Small States face unique development challenges. Due to their small population and economic base, these countries are particularly vulnerable to exogenous shocks such as economic shocks, natural disasters, and climate change. With limited economic opportunities and significant migration, they often face capacity constraints.
The Small States Forum (SSF) is an important platform for high-level dialogue on how the Bank Group is helping to address Small States’ special development needs. The SSF comprises 50 members, including 42 countries classified as Small States according to the Bank Group definition (i.e., those with a population of 1.5 million or less) and eight other Small States Forum members with a population greater than 1.5 million that share similar challenges. The current Chair of the SSF is Mr. Lyonpo Namgay Tshering, Minister of Finance of Bhutan.
While sharing common challenges associated with the small size of their economies and vulnerability to exogenous shocks, the SSF is in fact a very diverse group. There is high variation among members in terms of population size, income levels, geography and other features that result in a wide spectrum of development outcomes:
Population: Many SSF members are micro states (i.e., with a population of less than 200,000 people). Population size ranges from 12,000 people in Tuvalu to 2.97 million people in Jamaica.
Geography: SSF countries are distributed across all regions and about two-thirds are island states. The remaining one-third includes five land-locked countries (Bhutan, Botswana, Eswatini, Lesotho, and San Marino).
Remoteness: Several SSF countries, particularly islands, are among the most remote in terms of distance to the nearest international markets (e.g., Pacific islands).
Land Area: A number of island states have a very small land area (e.g., Nauru has 20 square kilometers), while non-island states such as Namibia and Botswana have 4.5 and 3.1 times the area of all small island states combined, respectively.
Fragmentation and Dispersion: Some countries are archipelagos dispersed over a broad ocean area (e.g., Kiribati has an area of 810 square kilometers distributed in 35 atolls/islands spread over 3.6 million square kilometers of ocean).
Vulnerability to Natural Disasters and Climate Change: Many SSF countries are disproportionately vulnerable to a range of natural disasters, particularly those located in disaster-prone areas. About one-third of Small States are highly vulnerable to climate change, including rising sea-levels and droughts.
Debt Burden: Significant growth volatility often associated with the impact of natural disasters and other exogenous shocks and weak fiscal management have contributed to substantial debt accumulation in many SSF countries. Public debt to GDP ratios for Small States are on average higher than for other developing countries, but they vary significantly across countries from single digits (Solomon Islands) to over 100 percent (Barbados, Bhutan, Cabo Verde) as of end 2019.
The disproportionate economic impact of the COVID-19 pandemic on Small States underscores their unique vulnerabilities.
While the spread of the COVID19 infection has been contained in most Small States, infection rates have been high in some Small States in Europe, Africa and the Caribbean region.
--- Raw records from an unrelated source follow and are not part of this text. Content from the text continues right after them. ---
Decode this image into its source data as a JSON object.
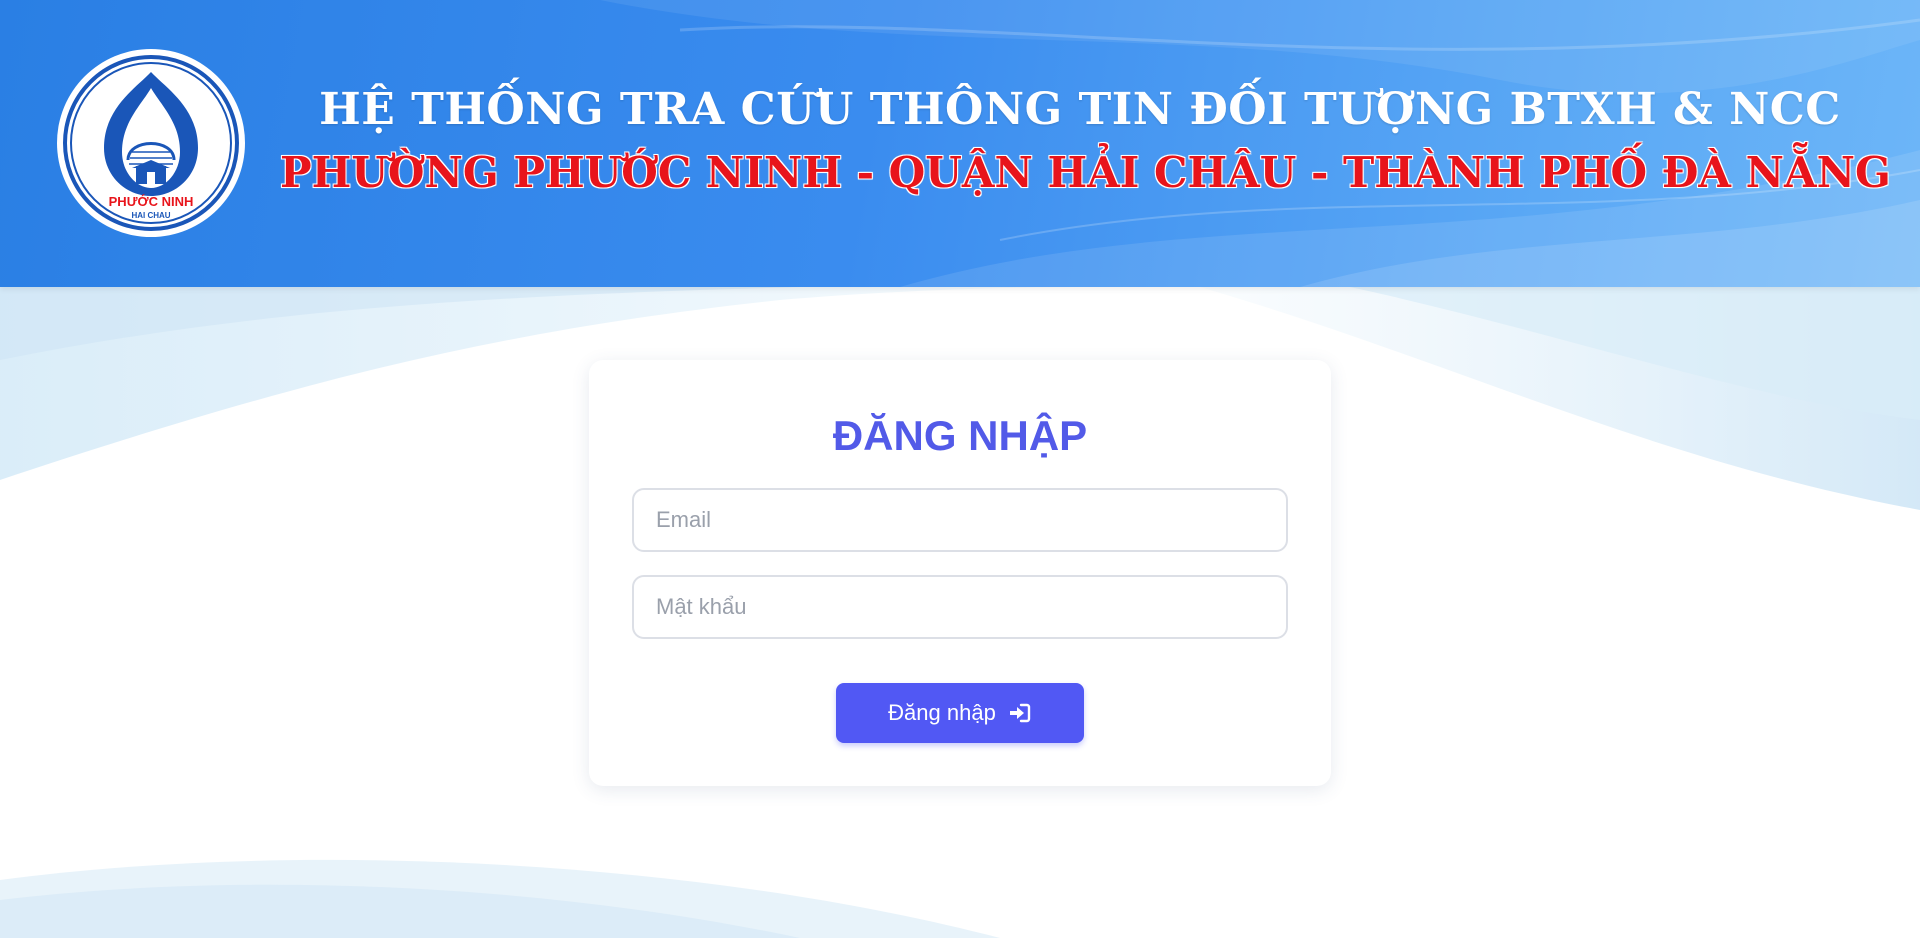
{
  "header": {
    "title": "HỆ THỐNG TRA CỨU THÔNG TIN ĐỐI TƯỢNG BTXH & NCC",
    "subtitle": "PHƯỜNG PHƯỚC NINH - QUẬN HẢI CHÂU - THÀNH PHỐ ĐÀ NẴNG",
    "logo_text_main": "PHƯỚC NINH",
    "logo_text_sub": "HAI CHAU"
  },
  "login": {
    "heading": "ĐĂNG NHẬP",
    "email_placeholder": "Email",
    "password_placeholder": "Mật khẩu",
    "submit_label": "Đăng nhập",
    "submit_icon": "sign-in-icon"
  },
  "colors": {
    "header_blue": "#2a7fe4",
    "subtitle_red": "#e8141b",
    "accent_indigo": "#5158f4",
    "heading_indigo": "#525ae8"
  }
}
As a group, Small States have experienced a more pronounced economic fallout from the pandemic than other developing countries. The economic impact has been especially severe in Small States highly dependent on tourism (e.g., Antigua and Barbuda, Barbados, Belize, Cabo Verde, Grenada, Maldives, Mauritius, St Lucia, Fiji, Palau, Seychelles).
In 2020, real GDP in Small States contracted by an average of 7.1 percent compared to a 1.7 percent contraction in other developing economies, with tourism-dependent Small States declining by double digits (-34 percent in Maldives). While many Small States posted positive real GDP growth in 2021, most are projected to restore pre-pandemic GDP levels only by 2023 or even by 2024.
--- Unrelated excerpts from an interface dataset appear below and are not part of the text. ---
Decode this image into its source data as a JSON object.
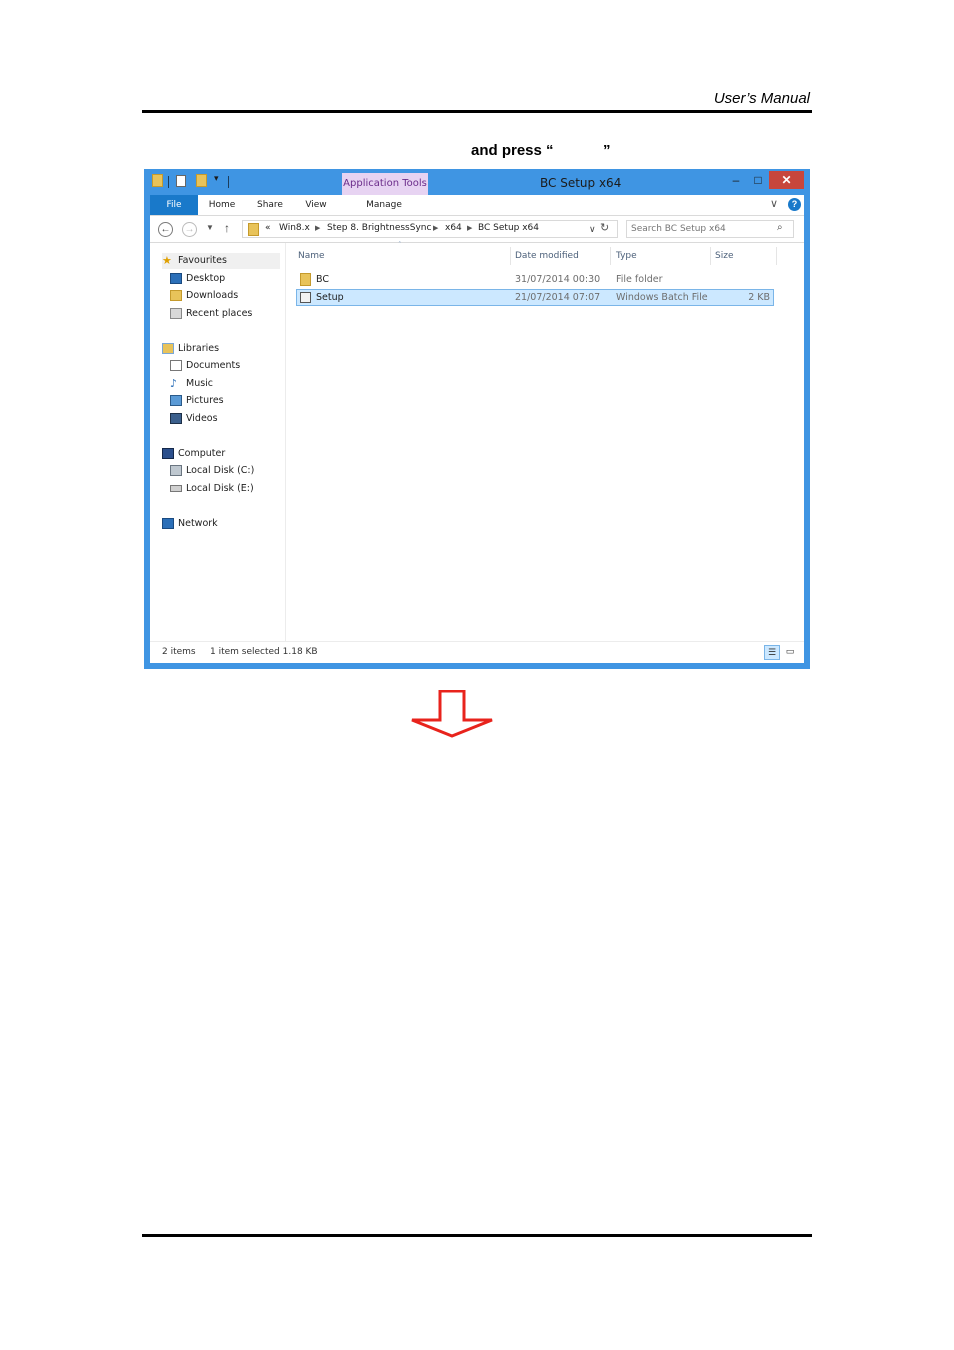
{
  "header": {
    "title": "User’s  Manual"
  },
  "instruction": {
    "part1": "and press “",
    "part2": "”"
  },
  "window": {
    "title": "BC Setup x64",
    "context_tab": "Application Tools",
    "controls": {
      "minimize": "–",
      "maximize": "□",
      "close": "✕"
    },
    "ribbon": {
      "tabs": [
        "File",
        "Home",
        "Share",
        "View",
        "Manage"
      ]
    },
    "address": {
      "overflow": "«",
      "breadcrumbs": [
        "Win8.x",
        "Step 8. BrightnessSync",
        "x64",
        "BC Setup x64"
      ]
    },
    "search": {
      "placeholder": "Search BC Setup x64"
    },
    "nav": {
      "favourites": {
        "label": "Favourites",
        "items": [
          "Desktop",
          "Downloads",
          "Recent places"
        ]
      },
      "libraries": {
        "label": "Libraries",
        "items": [
          "Documents",
          "Music",
          "Pictures",
          "Videos"
        ]
      },
      "computer": {
        "label": "Computer",
        "items": [
          "Local Disk (C:)",
          "Local Disk (E:)"
        ]
      },
      "network": {
        "label": "Network"
      }
    },
    "columns": [
      "Name",
      "Date modified",
      "Type",
      "Size"
    ],
    "files": [
      {
        "name": "BC",
        "date": "31/07/2014 00:30",
        "type": "File folder",
        "size": ""
      },
      {
        "name": "Setup",
        "date": "21/07/2014 07:07",
        "type": "Windows Batch File",
        "size": "2 KB"
      }
    ],
    "status": {
      "count": "2 items",
      "selection": "1 item selected  1.18 KB"
    }
  },
  "colors": {
    "accent": "#3f95e3",
    "selection": "#cce8ff",
    "arrow": "#e8231c",
    "close": "#c7463c"
  },
  "icons": [
    "folder-icon",
    "star-icon",
    "desktop-icon",
    "downloads-icon",
    "recent-places-icon",
    "libraries-icon",
    "documents-icon",
    "music-icon",
    "pictures-icon",
    "videos-icon",
    "computer-icon",
    "disk-icon",
    "network-icon",
    "batch-file-icon",
    "search-icon",
    "refresh-icon",
    "down-arrow-icon"
  ]
}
The social impact of the pandemic has also been high. Unemployment reached 20 to 30 percent of the labor force, with female workers disproportionally affected due to their larger participation in sectors most impacted by the pandemic such as tourism and other services sectors.
The pandemic has exacerbated already high fiscal imbalances and debt vulnerabilities in several Small States, although outcomes vary across countries. Relative to 2019, debt to GDP ratios increased by 10 percentage points or more in some Small States while others saw little or no increase.
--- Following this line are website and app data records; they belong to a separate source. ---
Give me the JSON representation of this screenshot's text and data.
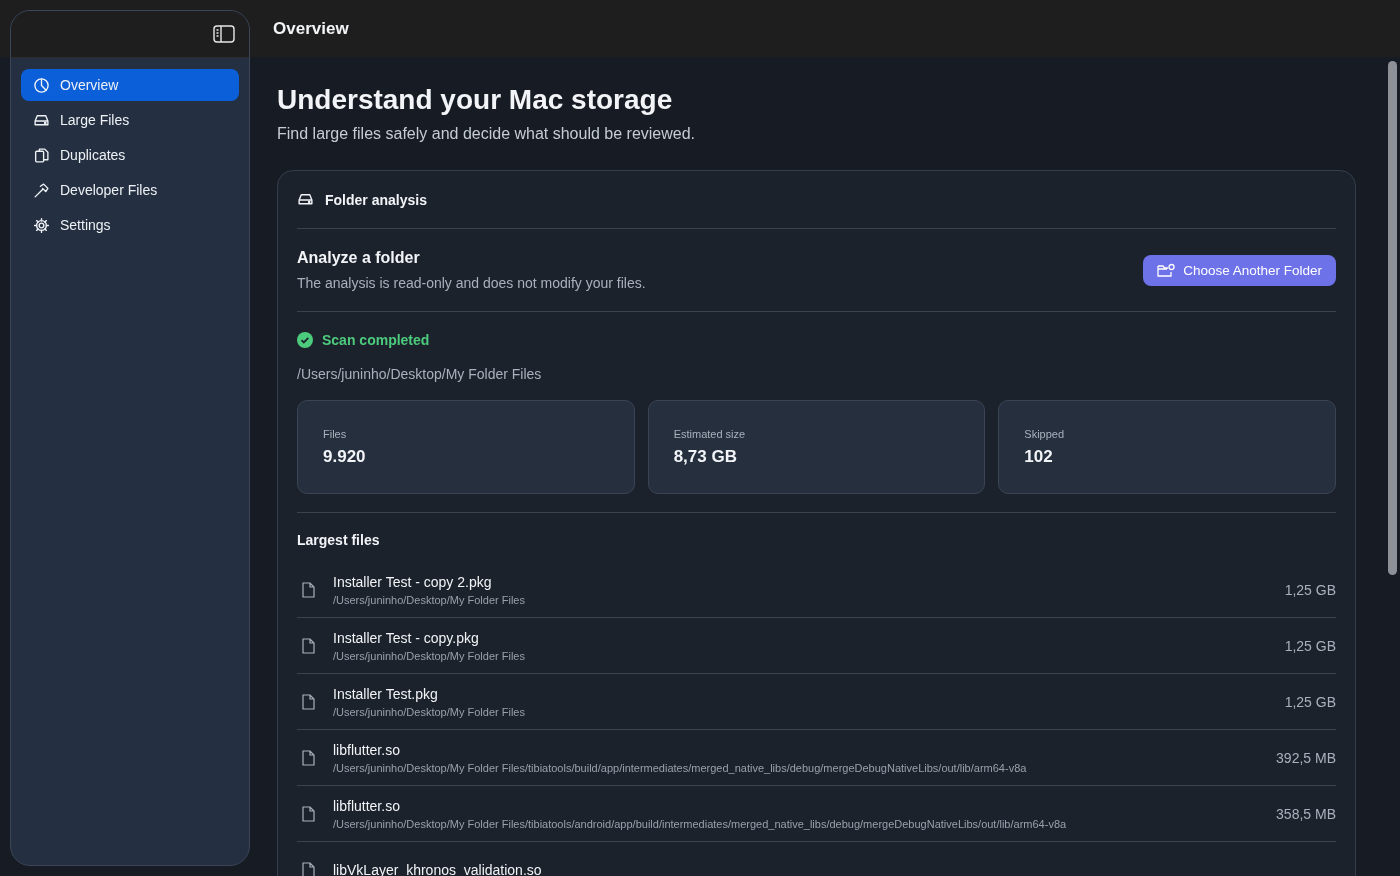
{
  "toolbar": {
    "title": "Overview"
  },
  "sidebar": {
    "items": [
      {
        "label": "Overview",
        "selected": true
      },
      {
        "label": "Large Files",
        "selected": false
      },
      {
        "label": "Duplicates",
        "selected": false
      },
      {
        "label": "Developer Files",
        "selected": false
      },
      {
        "label": "Settings",
        "selected": false
      }
    ]
  },
  "page": {
    "title": "Understand your Mac storage",
    "subtitle": "Find large files safely and decide what should be reviewed."
  },
  "card": {
    "title": "Folder analysis",
    "analyze": {
      "title": "Analyze a folder",
      "description": "The analysis is read-only and does not modify your files.",
      "button": "Choose Another Folder"
    },
    "status": {
      "label": "Scan completed",
      "path": "/Users/juninho/Desktop/My Folder Files"
    },
    "stats": [
      {
        "label": "Files",
        "value": "9.920"
      },
      {
        "label": "Estimated size",
        "value": "8,73 GB"
      },
      {
        "label": "Skipped",
        "value": "102"
      }
    ],
    "largest_files": {
      "title": "Largest files",
      "rows": [
        {
          "name": "Installer Test - copy 2.pkg",
          "path": "/Users/juninho/Desktop/My Folder Files",
          "size": "1,25 GB"
        },
        {
          "name": "Installer Test - copy.pkg",
          "path": "/Users/juninho/Desktop/My Folder Files",
          "size": "1,25 GB"
        },
        {
          "name": "Installer Test.pkg",
          "path": "/Users/juninho/Desktop/My Folder Files",
          "size": "1,25 GB"
        },
        {
          "name": "libflutter.so",
          "path": "/Users/juninho/Desktop/My Folder Files/tibiatools/build/app/intermediates/merged_native_libs/debug/mergeDebugNativeLibs/out/lib/arm64-v8a",
          "size": "392,5 MB"
        },
        {
          "name": "libflutter.so",
          "path": "/Users/juninho/Desktop/My Folder Files/tibiatools/android/app/build/intermediates/merged_native_libs/debug/mergeDebugNativeLibs/out/lib/arm64-v8a",
          "size": "358,5 MB"
        },
        {
          "name": "libVkLayer_khronos_validation.so"
        }
      ]
    }
  }
}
The war in Ukraine may further undermine the sluggish post-COVID recovery of small states, due to their unique vulnerabilities to external shocks and potentially slower global growth.
Most small states are net food and fuel importers, and persistently high prices will result in deteriorating external accounts and adverse social impacts. Accelerating inflation will also result in financial tightening and higher international borrowing costs, which will disproportionately affect small states, as many already face exacerbated debt vulnerabilities. In addition to these broader economic spillovers, the long-awaited recovery of the tourism sector in small states with strong exposure to Russia and Ukraine will be directly affected.
Last Updated: Apr 06, 2022